▸ Exercise
Type out the data again. Keep every line exactly the same.

App and web page records:
Content starts
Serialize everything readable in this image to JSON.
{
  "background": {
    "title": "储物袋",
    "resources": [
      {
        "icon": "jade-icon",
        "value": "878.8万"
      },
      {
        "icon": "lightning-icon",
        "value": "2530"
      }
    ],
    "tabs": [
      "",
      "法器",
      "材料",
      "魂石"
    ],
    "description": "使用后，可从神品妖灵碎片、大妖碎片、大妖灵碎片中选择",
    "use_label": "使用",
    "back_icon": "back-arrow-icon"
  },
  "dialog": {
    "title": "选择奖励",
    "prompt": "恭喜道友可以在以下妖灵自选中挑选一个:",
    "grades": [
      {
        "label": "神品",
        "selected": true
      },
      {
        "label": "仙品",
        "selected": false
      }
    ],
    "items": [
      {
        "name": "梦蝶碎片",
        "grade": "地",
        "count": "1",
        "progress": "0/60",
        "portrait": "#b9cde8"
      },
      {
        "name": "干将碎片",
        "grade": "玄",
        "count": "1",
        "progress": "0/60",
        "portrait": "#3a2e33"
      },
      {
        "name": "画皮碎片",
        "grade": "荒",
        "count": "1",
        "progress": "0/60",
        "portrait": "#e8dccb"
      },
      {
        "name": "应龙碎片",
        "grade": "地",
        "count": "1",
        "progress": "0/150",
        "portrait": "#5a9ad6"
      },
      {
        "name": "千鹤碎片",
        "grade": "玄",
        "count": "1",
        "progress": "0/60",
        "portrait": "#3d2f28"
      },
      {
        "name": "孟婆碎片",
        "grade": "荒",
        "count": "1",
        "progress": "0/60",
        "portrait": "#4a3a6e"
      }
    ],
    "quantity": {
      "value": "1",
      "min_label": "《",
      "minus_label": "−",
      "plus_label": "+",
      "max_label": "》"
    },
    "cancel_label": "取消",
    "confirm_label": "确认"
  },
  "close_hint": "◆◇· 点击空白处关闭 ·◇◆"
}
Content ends
▸ Output for this exercise
Serialize everything readable in this image to JSON.
{
  "background": {
    "title": "储物袋",
    "resources": [
      {
        "icon": "jade-icon",
        "value": "878.8万"
      },
      {
        "icon": "lightning-icon",
        "value": "2530"
      }
    ],
    "tabs": [
      "",
      "法器",
      "材料",
      "魂石"
    ],
    "description": "使用后，可从神品妖灵碎片、大妖碎片、大妖灵碎片中选择",
    "use_label": "使用",
    "back_icon": "back-arrow-icon"
  },
  "dialog": {
    "title": "选择奖励",
    "prompt": "恭喜道友可以在以下妖灵自选中挑选一个:",
    "grades": [
      {
        "label": "神品",
        "selected": true
      },
      {
        "label": "仙品",
        "selected": false
      }
    ],
    "items": [
      {
        "name": "梦蝶碎片",
        "grade": "地",
        "count": "1",
        "progress": "0/60",
        "portrait": "#b9cde8"
      },
      {
        "name": "干将碎片",
        "grade": "玄",
        "count": "1",
        "progress": "0/60",
        "portrait": "#3a2e33"
      },
      {
        "name": "画皮碎片",
        "grade": "荒",
        "count": "1",
        "progress": "0/60",
        "portrait": "#e8dccb"
      },
      {
        "name": "应龙碎片",
        "grade": "地",
        "count": "1",
        "progress": "0/150",
        "portrait": "#5a9ad6"
      },
      {
        "name": "千鹤碎片",
        "grade": "玄",
        "count": "1",
        "progress": "0/60",
        "portrait": "#3d2f28"
      },
      {
        "name": "孟婆碎片",
        "grade": "荒",
        "count": "1",
        "progress": "0/60",
        "portrait": "#4a3a6e"
      }
    ],
    "quantity": {
      "value": "1",
      "min_label": "《",
      "minus_label": "−",
      "plus_label": "+",
      "max_label": "》"
    },
    "cancel_label": "取消",
    "confirm_label": "确认"
  },
  "close_hint": "◆◇· 点击空白处关闭 ·◇◆"
}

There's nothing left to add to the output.